Last Updated on: October 7, 2020
If you like to cook for your cat, you might be tempted to sprinkle a little rosemary on their chicken. Or maybe you’ve brought home a rosemary plant and noticed that your cat likes to munch on it.
Then it occurs to you — wait, is that safe? Or are you possibly exposing your feline friend to a toxic plant that could do serious damage to them?
Regardless of whether you’re just playing it safe or are desperately searching for answers after already letting your cat feast on the stuff, we’re here to answer the question for you once and for all.
Is Rosemary Safe for Cats? No, not really.
According to the ASPCA, rosemary is not toxic for cats. However, that just means that it won’t kill them to eat it.
Rosemary is filled with oils, and these oils can upset a cat’s stomach if consumed in sufficient quantities, so it’s best to discourage your cat from eating it even if it won’t kill them.

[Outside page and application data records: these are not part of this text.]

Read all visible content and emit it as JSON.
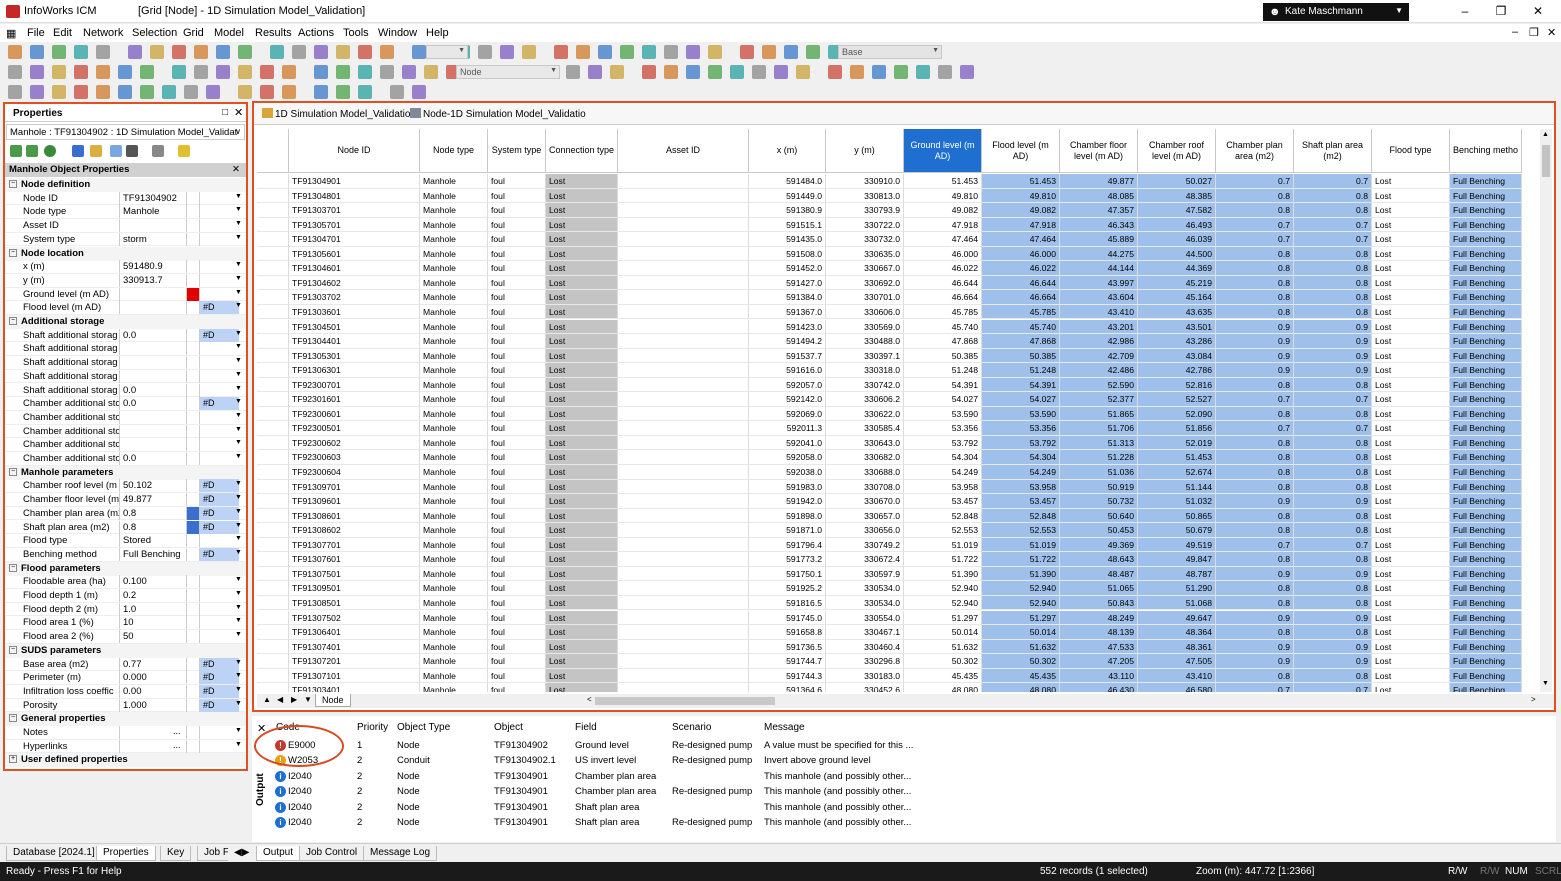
{
  "window": {
    "app": "InfoWorks ICM",
    "doc_title": "[Grid [Node] - 1D Simulation Model_Validation]",
    "user": "Kate Maschmann"
  },
  "menu": [
    "File",
    "Edit",
    "Network",
    "Selection",
    "Grid",
    "Model",
    "Results",
    "Actions",
    "Tools",
    "Window",
    "Help"
  ],
  "toolbar": {
    "scenario_combo": "Base",
    "node_combo": "Node"
  },
  "properties": {
    "title": "Properties",
    "object_selector": "Manhole : TF91304902 : 1D Simulation Model_Validat",
    "grid_title": "Manhole Object Properties",
    "sections": [
      {
        "name": "Node definition",
        "rows": [
          {
            "label": "Node ID",
            "value": "TF91304902",
            "fv": ""
          },
          {
            "label": "Node type",
            "value": "Manhole",
            "fv": ""
          },
          {
            "label": "Asset ID",
            "value": "",
            "fv": ""
          },
          {
            "label": "System type",
            "value": "storm",
            "fv": ""
          }
        ]
      },
      {
        "name": "Node location",
        "rows": [
          {
            "label": "x (m)",
            "value": "591480.9",
            "fv": ""
          },
          {
            "label": "y (m)",
            "value": "330913.7",
            "fv": ""
          },
          {
            "label": "Ground level (m AD)",
            "value": "",
            "fv": "",
            "flag": "red"
          },
          {
            "label": "Flood level (m AD)",
            "value": "",
            "fv": "#D"
          }
        ]
      },
      {
        "name": "Additional storage",
        "rows": [
          {
            "label": "Shaft additional storag",
            "value": "0.0",
            "fv": "#D"
          },
          {
            "label": "Shaft additional storag",
            "value": "",
            "fv": ""
          },
          {
            "label": "Shaft additional storag",
            "value": "",
            "fv": ""
          },
          {
            "label": "Shaft additional storag",
            "value": "",
            "fv": ""
          },
          {
            "label": "Shaft additional storag",
            "value": "0.0",
            "fv": ""
          },
          {
            "label": "Chamber additional sto",
            "value": "0.0",
            "fv": "#D"
          },
          {
            "label": "Chamber additional sto",
            "value": "",
            "fv": ""
          },
          {
            "label": "Chamber additional sto",
            "value": "",
            "fv": ""
          },
          {
            "label": "Chamber additional sto",
            "value": "",
            "fv": ""
          },
          {
            "label": "Chamber additional sto",
            "value": "0.0",
            "fv": ""
          }
        ]
      },
      {
        "name": "Manhole parameters",
        "rows": [
          {
            "label": "Chamber roof level (m A",
            "value": "50.102",
            "fv": "#D"
          },
          {
            "label": "Chamber floor level (m",
            "value": "49.877",
            "fv": "#D"
          },
          {
            "label": "Chamber plan area (m2",
            "value": "0.8",
            "fv": "#D",
            "flag": "blue"
          },
          {
            "label": "Shaft plan area (m2)",
            "value": "0.8",
            "fv": "#D",
            "flag": "blue"
          },
          {
            "label": "Flood type",
            "value": "Stored",
            "fv": ""
          },
          {
            "label": "Benching method",
            "value": "Full Benching",
            "fv": "#D"
          }
        ]
      },
      {
        "name": "Flood parameters",
        "rows": [
          {
            "label": "Floodable area (ha)",
            "value": "0.100",
            "fv": ""
          },
          {
            "label": "Flood depth 1 (m)",
            "value": "0.2",
            "fv": ""
          },
          {
            "label": "Flood depth 2 (m)",
            "value": "1.0",
            "fv": ""
          },
          {
            "label": "Flood area 1 (%)",
            "value": "10",
            "fv": ""
          },
          {
            "label": "Flood area 2 (%)",
            "value": "50",
            "fv": ""
          }
        ]
      },
      {
        "name": "SUDS parameters",
        "rows": [
          {
            "label": "Base area (m2)",
            "value": "0.77",
            "fv": "#D"
          },
          {
            "label": "Perimeter (m)",
            "value": "0.000",
            "fv": "#D"
          },
          {
            "label": "Infiltration loss coeffic",
            "value": "0.00",
            "fv": "#D"
          },
          {
            "label": "Porosity",
            "value": "1.000",
            "fv": "#D"
          }
        ]
      },
      {
        "name": "General properties",
        "rows": [
          {
            "label": "Notes",
            "value": "",
            "fv": "",
            "ell": true
          },
          {
            "label": "Hyperlinks",
            "value": "",
            "fv": "",
            "ell": true
          }
        ]
      },
      {
        "name": "User defined properties",
        "rows": [],
        "collapsed": true
      }
    ]
  },
  "grid": {
    "tab1": "1D Simulation Model_Validatior",
    "tab2": "Node-1D Simulation Model_Validatio",
    "columns": [
      "Node ID",
      "Node type",
      "System type",
      "Connection type",
      "Asset ID",
      "x (m)",
      "y (m)",
      "Ground level (m AD)",
      "Flood level (m AD)",
      "Chamber floor level (m AD)",
      "Chamber roof level (m AD)",
      "Chamber plan area (m2)",
      "Shaft plan area (m2)",
      "Flood type",
      "Benching metho"
    ],
    "rows": [
      [
        "TF91304901",
        "Manhole",
        "foul",
        "Lost",
        "",
        "591484.0",
        "330910.0",
        "51.453",
        "51.453",
        "49.877",
        "50.027",
        "0.7",
        "0.7",
        "Lost",
        "Full Benching"
      ],
      [
        "TF91304801",
        "Manhole",
        "foul",
        "Lost",
        "",
        "591449.0",
        "330813.0",
        "49.810",
        "49.810",
        "48.085",
        "48.385",
        "0.8",
        "0.8",
        "Lost",
        "Full Benching"
      ],
      [
        "TF91303701",
        "Manhole",
        "foul",
        "Lost",
        "",
        "591380.9",
        "330793.9",
        "49.082",
        "49.082",
        "47.357",
        "47.582",
        "0.8",
        "0.8",
        "Lost",
        "Full Benching"
      ],
      [
        "TF91305701",
        "Manhole",
        "foul",
        "Lost",
        "",
        "591515.1",
        "330722.0",
        "47.918",
        "47.918",
        "46.343",
        "46.493",
        "0.7",
        "0.7",
        "Lost",
        "Full Benching"
      ],
      [
        "TF91304701",
        "Manhole",
        "foul",
        "Lost",
        "",
        "591435.0",
        "330732.0",
        "47.464",
        "47.464",
        "45.889",
        "46.039",
        "0.7",
        "0.7",
        "Lost",
        "Full Benching"
      ],
      [
        "TF91305601",
        "Manhole",
        "foul",
        "Lost",
        "",
        "591508.0",
        "330635.0",
        "46.000",
        "46.000",
        "44.275",
        "44.500",
        "0.8",
        "0.8",
        "Lost",
        "Full Benching"
      ],
      [
        "TF91304601",
        "Manhole",
        "foul",
        "Lost",
        "",
        "591452.0",
        "330667.0",
        "46.022",
        "46.022",
        "44.144",
        "44.369",
        "0.8",
        "0.8",
        "Lost",
        "Full Benching"
      ],
      [
        "TF91304602",
        "Manhole",
        "foul",
        "Lost",
        "",
        "591427.0",
        "330692.0",
        "46.644",
        "46.644",
        "43.997",
        "45.219",
        "0.8",
        "0.8",
        "Lost",
        "Full Benching"
      ],
      [
        "TF91303702",
        "Manhole",
        "foul",
        "Lost",
        "",
        "591384.0",
        "330701.0",
        "46.664",
        "46.664",
        "43.604",
        "45.164",
        "0.8",
        "0.8",
        "Lost",
        "Full Benching"
      ],
      [
        "TF91303601",
        "Manhole",
        "foul",
        "Lost",
        "",
        "591367.0",
        "330606.0",
        "45.785",
        "45.785",
        "43.410",
        "43.635",
        "0.8",
        "0.8",
        "Lost",
        "Full Benching"
      ],
      [
        "TF91304501",
        "Manhole",
        "foul",
        "Lost",
        "",
        "591423.0",
        "330569.0",
        "45.740",
        "45.740",
        "43.201",
        "43.501",
        "0.9",
        "0.9",
        "Lost",
        "Full Benching"
      ],
      [
        "TF91304401",
        "Manhole",
        "foul",
        "Lost",
        "",
        "591494.2",
        "330488.0",
        "47.868",
        "47.868",
        "42.986",
        "43.286",
        "0.9",
        "0.9",
        "Lost",
        "Full Benching"
      ],
      [
        "TF91305301",
        "Manhole",
        "foul",
        "Lost",
        "",
        "591537.7",
        "330397.1",
        "50.385",
        "50.385",
        "42.709",
        "43.084",
        "0.9",
        "0.9",
        "Lost",
        "Full Benching"
      ],
      [
        "TF91306301",
        "Manhole",
        "foul",
        "Lost",
        "",
        "591616.0",
        "330318.0",
        "51.248",
        "51.248",
        "42.486",
        "42.786",
        "0.9",
        "0.9",
        "Lost",
        "Full Benching"
      ],
      [
        "TF92300701",
        "Manhole",
        "foul",
        "Lost",
        "",
        "592057.0",
        "330742.0",
        "54.391",
        "54.391",
        "52.590",
        "52.816",
        "0.8",
        "0.8",
        "Lost",
        "Full Benching"
      ],
      [
        "TF92301601",
        "Manhole",
        "foul",
        "Lost",
        "",
        "592142.0",
        "330606.2",
        "54.027",
        "54.027",
        "52.377",
        "52.527",
        "0.7",
        "0.7",
        "Lost",
        "Full Benching"
      ],
      [
        "TF92300601",
        "Manhole",
        "foul",
        "Lost",
        "",
        "592069.0",
        "330622.0",
        "53.590",
        "53.590",
        "51.865",
        "52.090",
        "0.8",
        "0.8",
        "Lost",
        "Full Benching"
      ],
      [
        "TF92300501",
        "Manhole",
        "foul",
        "Lost",
        "",
        "592011.3",
        "330585.4",
        "53.356",
        "53.356",
        "51.706",
        "51.856",
        "0.7",
        "0.7",
        "Lost",
        "Full Benching"
      ],
      [
        "TF92300602",
        "Manhole",
        "foul",
        "Lost",
        "",
        "592041.0",
        "330643.0",
        "53.792",
        "53.792",
        "51.313",
        "52.019",
        "0.8",
        "0.8",
        "Lost",
        "Full Benching"
      ],
      [
        "TF92300603",
        "Manhole",
        "foul",
        "Lost",
        "",
        "592058.0",
        "330682.0",
        "54.304",
        "54.304",
        "51.228",
        "51.453",
        "0.8",
        "0.8",
        "Lost",
        "Full Benching"
      ],
      [
        "TF92300604",
        "Manhole",
        "foul",
        "Lost",
        "",
        "592038.0",
        "330688.0",
        "54.249",
        "54.249",
        "51.036",
        "52.674",
        "0.8",
        "0.8",
        "Lost",
        "Full Benching"
      ],
      [
        "TF91309701",
        "Manhole",
        "foul",
        "Lost",
        "",
        "591983.0",
        "330708.0",
        "53.958",
        "53.958",
        "50.919",
        "51.144",
        "0.8",
        "0.8",
        "Lost",
        "Full Benching"
      ],
      [
        "TF91309601",
        "Manhole",
        "foul",
        "Lost",
        "",
        "591942.0",
        "330670.0",
        "53.457",
        "53.457",
        "50.732",
        "51.032",
        "0.9",
        "0.9",
        "Lost",
        "Full Benching"
      ],
      [
        "TF91308601",
        "Manhole",
        "foul",
        "Lost",
        "",
        "591898.0",
        "330657.0",
        "52.848",
        "52.848",
        "50.640",
        "50.865",
        "0.8",
        "0.8",
        "Lost",
        "Full Benching"
      ],
      [
        "TF91308602",
        "Manhole",
        "foul",
        "Lost",
        "",
        "591871.0",
        "330656.0",
        "52.553",
        "52.553",
        "50.453",
        "50.679",
        "0.8",
        "0.8",
        "Lost",
        "Full Benching"
      ],
      [
        "TF91307701",
        "Manhole",
        "foul",
        "Lost",
        "",
        "591796.4",
        "330749.2",
        "51.019",
        "51.019",
        "49.369",
        "49.519",
        "0.7",
        "0.7",
        "Lost",
        "Full Benching"
      ],
      [
        "TF91307601",
        "Manhole",
        "foul",
        "Lost",
        "",
        "591773.2",
        "330672.4",
        "51.722",
        "51.722",
        "48.643",
        "49.847",
        "0.8",
        "0.8",
        "Lost",
        "Full Benching"
      ],
      [
        "TF91307501",
        "Manhole",
        "foul",
        "Lost",
        "",
        "591750.1",
        "330597.9",
        "51.390",
        "51.390",
        "48.487",
        "48.787",
        "0.9",
        "0.9",
        "Lost",
        "Full Benching"
      ],
      [
        "TF91309501",
        "Manhole",
        "foul",
        "Lost",
        "",
        "591925.2",
        "330534.0",
        "52.940",
        "52.940",
        "51.065",
        "51.290",
        "0.8",
        "0.8",
        "Lost",
        "Full Benching"
      ],
      [
        "TF91308501",
        "Manhole",
        "foul",
        "Lost",
        "",
        "591816.5",
        "330534.0",
        "52.940",
        "52.940",
        "50.843",
        "51.068",
        "0.8",
        "0.8",
        "Lost",
        "Full Benching"
      ],
      [
        "TF91307502",
        "Manhole",
        "foul",
        "Lost",
        "",
        "591745.0",
        "330554.0",
        "51.297",
        "51.297",
        "48.249",
        "49.647",
        "0.9",
        "0.9",
        "Lost",
        "Full Benching"
      ],
      [
        "TF91306401",
        "Manhole",
        "foul",
        "Lost",
        "",
        "591658.8",
        "330467.1",
        "50.014",
        "50.014",
        "48.139",
        "48.364",
        "0.8",
        "0.8",
        "Lost",
        "Full Benching"
      ],
      [
        "TF91307401",
        "Manhole",
        "foul",
        "Lost",
        "",
        "591736.5",
        "330460.4",
        "51.632",
        "51.632",
        "47.533",
        "48.361",
        "0.9",
        "0.9",
        "Lost",
        "Full Benching"
      ],
      [
        "TF91307201",
        "Manhole",
        "foul",
        "Lost",
        "",
        "591744.7",
        "330296.8",
        "50.302",
        "50.302",
        "47.205",
        "47.505",
        "0.9",
        "0.9",
        "Lost",
        "Full Benching"
      ],
      [
        "TF91307101",
        "Manhole",
        "foul",
        "Lost",
        "",
        "591744.3",
        "330183.0",
        "45.435",
        "45.435",
        "43.110",
        "43.410",
        "0.8",
        "0.8",
        "Lost",
        "Full Benching"
      ],
      [
        "TF91303401",
        "Manhole",
        "foul",
        "Lost",
        "",
        "591364.6",
        "330452.6",
        "48.080",
        "48.080",
        "46.430",
        "46.580",
        "0.7",
        "0.7",
        "Lost",
        "Full Benching"
      ]
    ],
    "sheet_tab": "Node"
  },
  "output": {
    "vertical_label": "Output",
    "headers": [
      "Code",
      "Priority",
      "Object Type",
      "Object",
      "Field",
      "Scenario",
      "Message"
    ],
    "rows": [
      {
        "icon": "error",
        "code": "E9000",
        "priority": "1",
        "type": "Node",
        "object": "TF91304902",
        "field": "Ground level",
        "scenario": "Re-designed pump",
        "message": "A value must be specified for this ..."
      },
      {
        "icon": "warning",
        "code": "W2053",
        "priority": "2",
        "type": "Conduit",
        "object": "TF91304902.1",
        "field": "US invert level",
        "scenario": "Re-designed pump",
        "message": "Invert above ground level"
      },
      {
        "icon": "info",
        "code": "I2040",
        "priority": "2",
        "type": "Node",
        "object": "TF91304901",
        "field": "Chamber plan area",
        "scenario": "",
        "message": "This manhole (and possibly other..."
      },
      {
        "icon": "info",
        "code": "I2040",
        "priority": "2",
        "type": "Node",
        "object": "TF91304901",
        "field": "Chamber plan area",
        "scenario": "Re-designed pump",
        "message": "This manhole (and possibly other..."
      },
      {
        "icon": "info",
        "code": "I2040",
        "priority": "2",
        "type": "Node",
        "object": "TF91304901",
        "field": "Shaft plan area",
        "scenario": "",
        "message": "This manhole (and possibly other..."
      },
      {
        "icon": "info",
        "code": "I2040",
        "priority": "2",
        "type": "Node",
        "object": "TF91304901",
        "field": "Shaft plan area",
        "scenario": "Re-designed pump",
        "message": "This manhole (and possibly other..."
      }
    ]
  },
  "bottom_tabs": [
    "Database [2024.1]",
    "Properties",
    "Key",
    "Job F",
    "Output",
    "Job Control",
    "Message Log"
  ],
  "status": {
    "left": "Ready - Press F1 for Help",
    "records": "552 records (1 selected)",
    "zoom": "Zoom (m): 447.72 [1:2366]",
    "rw": "R/W",
    "rw2": "R/W",
    "num": "NUM",
    "scrl": "SCRL"
  },
  "colors": {
    "accent_border": "#e05020",
    "selected_header": "#1f6fd1",
    "flood_col": "#9ec0ea",
    "conn_col": "#c4c4c4"
  }
}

As discussed above, it’s unlikely that your cat will enjoy the taste enough to mow through enough rosemary plants to upset their stomach, but cats have certainly eaten weirder things.
You can give your cat food that has had rosemary sprinkled on it, as this helps dull the flavor somewhat. Of course, the concern with that would be your kitten getting fat off table scraps, but that’s an issue for another time.
What Is Rosemary?
Rosemary is considered a culinary herb, which is to say that it’s a plant that people cook with. It has a lemon-pine flavor, and it’s often paired with foods like lamb, pork, and pizza sauce.
While you can certainly buy rosemary at the store, many people like to grow their own at home because it’s easy to manage and doesn’t require much space.
Some cats will eat rosemary plants if given the opportunity, but many animals don’t care for the taste or the aroma. As a matter of fact, it’s often used as a deterrent against deer and other pests.
Does Rosemary Have Any Health Benefits for Cats?
Yes. The plant is filled with antioxidants, and some of them have impressive effects on cats.
Most notable among these antioxidants is rosmanol, which helps fight off cancer cells. It can also speed up recovery if your cat gets injured.
Rosemary has high concentrations of carnosic acid, which can protect the brain from free radical damage. There’s also ursolic acid, which encourages muscle growth, and betulinic acid, which functions as an anti-inflammatory.
Last but not least, there’s camphor in rosemary. This can help repel mosquitoes and other pests, which reduces the risk of various parasites getting passed down to your pet. We wouldn’t rely on rosemary at the expense of a dedicated flea and tick treatment, but every little bit helps.
How Do I Get My Cat to Eat Rosemary?
All the health benefits spelled out above won’t help your pet much if they won’t eat any rosemary. Of course, if you’ve had your cat for longer than about 15 minutes or so, then you’re probably familiar with the futility of trying to force them to do anything.
Your best bet is to sprinkle some rosemary on cooked chicken or another lean meat. Your cat will almost certainly eat it if it’s on something they like, but the issue is that it’s hard to give them a significant amount without overwhelming the taste of the chicken or overfeeding them.
You can try adding it to their food, but if they turn their nose up at it, there’s little you can do.
What’s the Verdict? Is Rosemary Safe for Cats?
If you’ve already caught your cat chowing down on your rosemary plant, don’t panic — it won’t kill them. Worst-case scenario, you’ll have a big mess to clean up in the litter box (but what else is new, right?).
In fact, you should likely encourage your cat to eat as much rosemary as their stomach can handle, as it offers several important health benefits. It’s unlikely that your cat will listen to you, though, as many animals can’t stand the taste or the smell of the stuff.
Roland has been an animal lover all his life, with cats holding a special place in his heart. He is owned by three felines: Wheely, KitzKitz, and Nugget (all rescues) who bring all the laughter and mischievousness one can expect from the feline master race. As the creator of ExcitedCats, his mission is to assist in the search for the best gear to help improve the health and wellbeing of cats everywhere.